In the gospel of John not only is Jesus identified as “savior,” an interpretation of his name (see below), but the object of salvation is frequently identified as “the world” (Grk. kosmos), the created order now at enmity with God and therefore in need of salvation through Jesus (John 3.16–17; 12.47; cf. Rev. 12.10–12).
A large number of personal names are derived from the Hebrew root yšʿ, including those of Moses' successor Joshua, the prophets Hosea, Isaiah, and probably Elisha, the Moabite king Mesha, and Jesus (a Grk. form of Hebr. yēšûaʿ; see Matt. 1.21; John 4.42; Acts 5.31; Phil. 3.20; Eph. 5.23; Titus 1.4; 2 Pet. 1.1); in all of these names God rather than the person with the name is explicitly or implicitly the agent of salvation.
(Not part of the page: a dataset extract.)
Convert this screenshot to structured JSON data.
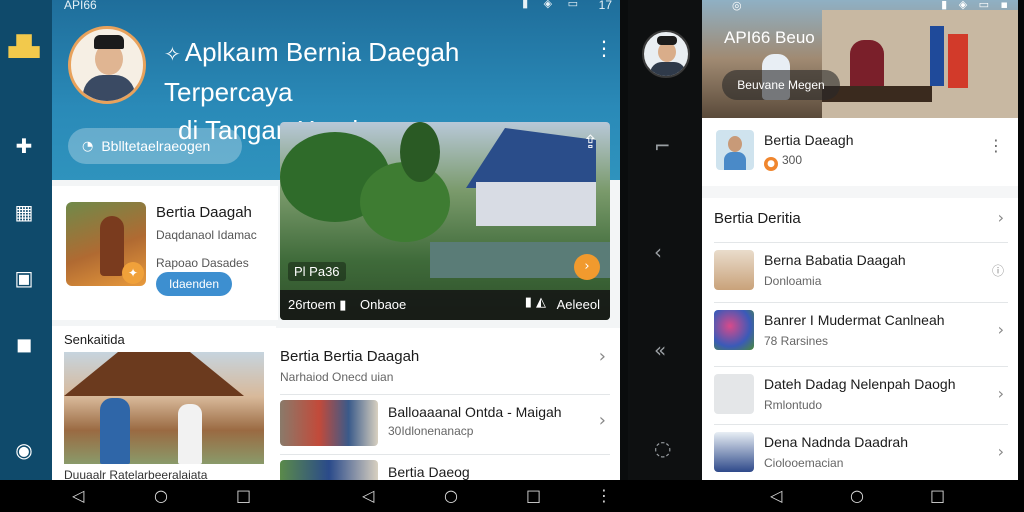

The exclamation transliterated “Hosanna” is also from this root.
Michael D. Coogan